• [YOUR ASSIGNMENT] Within the records, how many lines hold the word "deaths"? State that number alone.
+ + + + + + +
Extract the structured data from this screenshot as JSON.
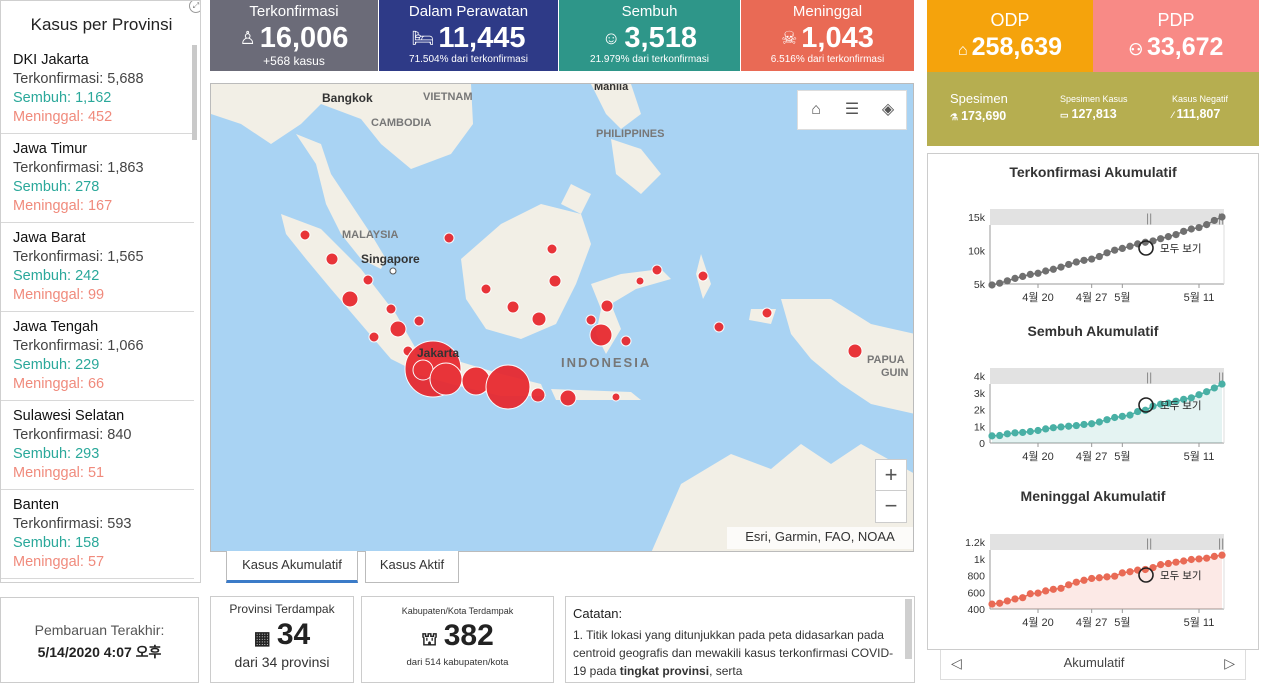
{
  "provinces": {
    "title": "Kasus per Provinsi",
    "items": [
      {
        "name": "DKI Jakarta",
        "confirmed": "Terkonfirmasi: 5,688",
        "recovered": "Sembuh: 1,162",
        "deaths": "Meninggal: 452"
      },
      {
        "name": "Jawa Timur",
        "confirmed": "Terkonfirmasi: 1,863",
        "recovered": "Sembuh: 278",
        "deaths": "Meninggal: 167"
      },
      {
        "name": "Jawa Barat",
        "confirmed": "Terkonfirmasi: 1,565",
        "recovered": "Sembuh: 242",
        "deaths": "Meninggal: 99"
      },
      {
        "name": "Jawa Tengah",
        "confirmed": "Terkonfirmasi: 1,066",
        "recovered": "Sembuh: 229",
        "deaths": "Meninggal: 66"
      },
      {
        "name": "Sulawesi Selatan",
        "confirmed": "Terkonfirmasi: 840",
        "recovered": "Sembuh: 293",
        "deaths": "Meninggal: 51"
      },
      {
        "name": "Banten",
        "confirmed": "Terkonfirmasi: 593",
        "recovered": "Sembuh: 158",
        "deaths": "Meninggal: 57"
      }
    ]
  },
  "stats": {
    "confirmed": {
      "label": "Terkonfirmasi",
      "value": "16,006",
      "sub": "+568 kasus",
      "color": "#6b6b78"
    },
    "treated": {
      "label": "Dalam Perawatan",
      "value": "11,445",
      "sub": "71.504% dari terkonfirmasi",
      "color": "#2e3a87"
    },
    "recovered": {
      "label": "Sembuh",
      "value": "3,518",
      "sub": "21.979% dari terkonfirmasi",
      "color": "#2e9689"
    },
    "deaths": {
      "label": "Meninggal",
      "value": "1,043",
      "sub": "6.516% dari terkonfirmasi",
      "color": "#e96a55"
    }
  },
  "odp": {
    "label": "ODP",
    "value": "258,639"
  },
  "pdp": {
    "label": "PDP",
    "value": "33,672"
  },
  "specimen": {
    "label": "Spesimen",
    "value": "173,690",
    "cases_label": "Spesimen Kasus",
    "cases_value": "127,813",
    "negative_label": "Kasus Negatif",
    "negative_value": "111,807"
  },
  "map": {
    "labels": [
      "Bangkok",
      "VIETNAM",
      "CAMBODIA",
      "Manila",
      "PHILIPPINES",
      "MALAYSIA",
      "Singapore",
      "INDONESIA",
      "PAPUA",
      "GUIN",
      "Jakarta"
    ],
    "attribution": "Esri, Garmin, FAO, NOAA",
    "zoom_in": "+",
    "zoom_out": "−"
  },
  "tabs": {
    "cumulative": "Kasus Akumulatif",
    "active": "Kasus Aktif"
  },
  "update": {
    "label": "Pembaruan Terakhir:",
    "value": "5/14/2020 4:07 오후"
  },
  "affected_provinces": {
    "label": "Provinsi Terdampak",
    "value": "34",
    "sub": "dari 34 provinsi"
  },
  "affected_regencies": {
    "label": "Kabupaten/Kota Terdampak",
    "value": "382",
    "sub": "dari 514 kabupaten/kota"
  },
  "notes": {
    "title": "Catatan:",
    "text_a": "1. Titik lokasi yang ditunjukkan pada peta didasarkan pada centroid geografis dan mewakili kasus terkonfirmasi COVID-19 pada ",
    "text_bold": "tingkat provinsi",
    "text_b": ", serta"
  },
  "chart_footer": "Akumulatif",
  "reset_label": "모두 보기",
  "chart_data": [
    {
      "type": "line",
      "title": "Terkonfirmasi Akumulatif",
      "x_ticks": [
        "4월 20",
        "4월 27",
        "5월",
        "5월 11"
      ],
      "y_ticks": [
        "15k",
        "10k",
        "5k"
      ],
      "ylim": [
        5000,
        16000
      ],
      "color": "#707070",
      "x": [
        "4/14",
        "4/15",
        "4/16",
        "4/17",
        "4/18",
        "4/19",
        "4/20",
        "4/21",
        "4/22",
        "4/23",
        "4/24",
        "4/25",
        "4/26",
        "4/27",
        "4/28",
        "4/29",
        "4/30",
        "5/1",
        "5/2",
        "5/3",
        "5/4",
        "5/5",
        "5/6",
        "5/7",
        "5/8",
        "5/9",
        "5/10",
        "5/11",
        "5/12",
        "5/13",
        "5/14"
      ],
      "values": [
        4839,
        5136,
        5516,
        5923,
        6248,
        6575,
        6760,
        7135,
        7418,
        7775,
        8211,
        8607,
        8882,
        9096,
        9511,
        10118,
        10551,
        10843,
        11192,
        11587,
        11856,
        12071,
        12438,
        12776,
        13112,
        13645,
        14032,
        14265,
        14749,
        15438,
        16006
      ]
    },
    {
      "type": "area",
      "title": "Sembuh Akumulatif",
      "x_ticks": [
        "4월 20",
        "4월 27",
        "5월",
        "5월 11"
      ],
      "y_ticks": [
        "4k",
        "3k",
        "2k",
        "1k",
        "0"
      ],
      "ylim": [
        0,
        4000
      ],
      "color": "#49b0a5",
      "x": [
        "4/14",
        "4/15",
        "4/16",
        "4/17",
        "4/18",
        "4/19",
        "4/20",
        "4/21",
        "4/22",
        "4/23",
        "4/24",
        "4/25",
        "4/26",
        "4/27",
        "4/28",
        "4/29",
        "4/30",
        "5/1",
        "5/2",
        "5/3",
        "5/4",
        "5/5",
        "5/6",
        "5/7",
        "5/8",
        "5/9",
        "5/10",
        "5/11",
        "5/12",
        "5/13",
        "5/14"
      ],
      "values": [
        426,
        446,
        548,
        607,
        631,
        686,
        747,
        842,
        913,
        960,
        1002,
        1042,
        1107,
        1151,
        1254,
        1391,
        1522,
        1591,
        1665,
        1876,
        1954,
        2197,
        2317,
        2381,
        2494,
        2607,
        2698,
        2881,
        3063,
        3287,
        3518
      ]
    },
    {
      "type": "area",
      "title": "Meninggal Akumulatif",
      "x_ticks": [
        "4월 20",
        "4월 27",
        "5월",
        "5월 11"
      ],
      "y_ticks": [
        "1.2k",
        "1k",
        "800",
        "600",
        "400"
      ],
      "ylim": [
        400,
        1200
      ],
      "color": "#e96a55",
      "x": [
        "4/14",
        "4/15",
        "4/16",
        "4/17",
        "4/18",
        "4/19",
        "4/20",
        "4/21",
        "4/22",
        "4/23",
        "4/24",
        "4/25",
        "4/26",
        "4/27",
        "4/28",
        "4/29",
        "4/30",
        "5/1",
        "5/2",
        "5/3",
        "5/4",
        "5/5",
        "5/6",
        "5/7",
        "5/8",
        "5/9",
        "5/10",
        "5/11",
        "5/12",
        "5/13",
        "5/14"
      ],
      "values": [
        459,
        469,
        496,
        520,
        535,
        582,
        590,
        616,
        635,
        647,
        689,
        720,
        743,
        765,
        773,
        784,
        792,
        831,
        845,
        864,
        872,
        895,
        930,
        943,
        959,
        973,
        991,
        998,
        1007,
        1028,
        1043
      ]
    }
  ]
}
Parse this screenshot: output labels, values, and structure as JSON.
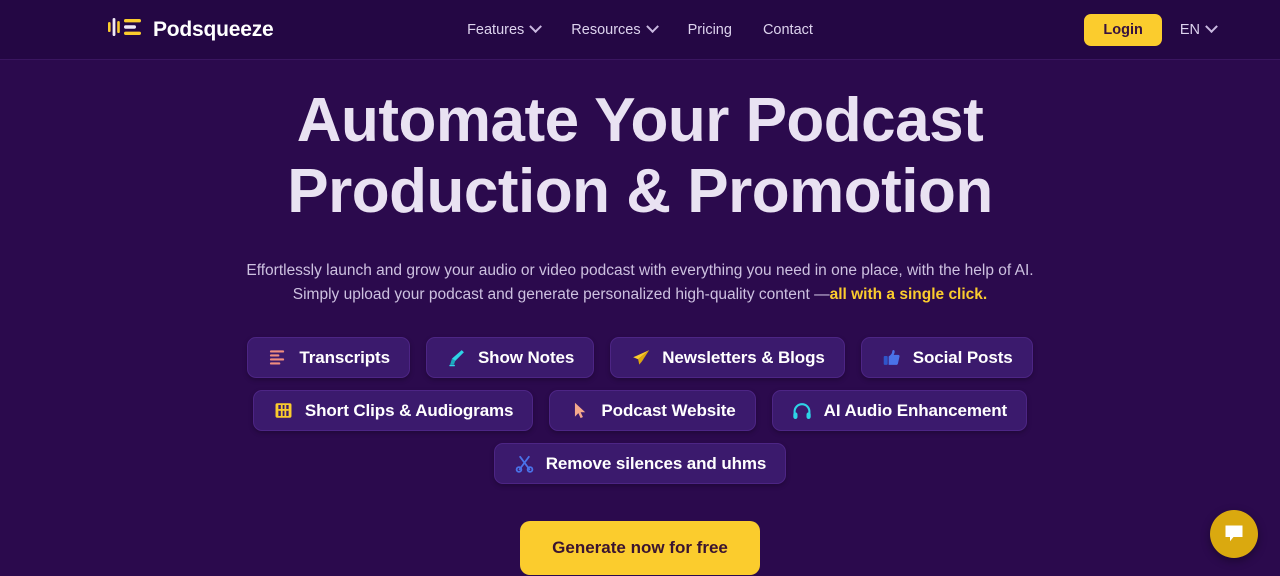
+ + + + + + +
• [SOLUTION BELOW] 7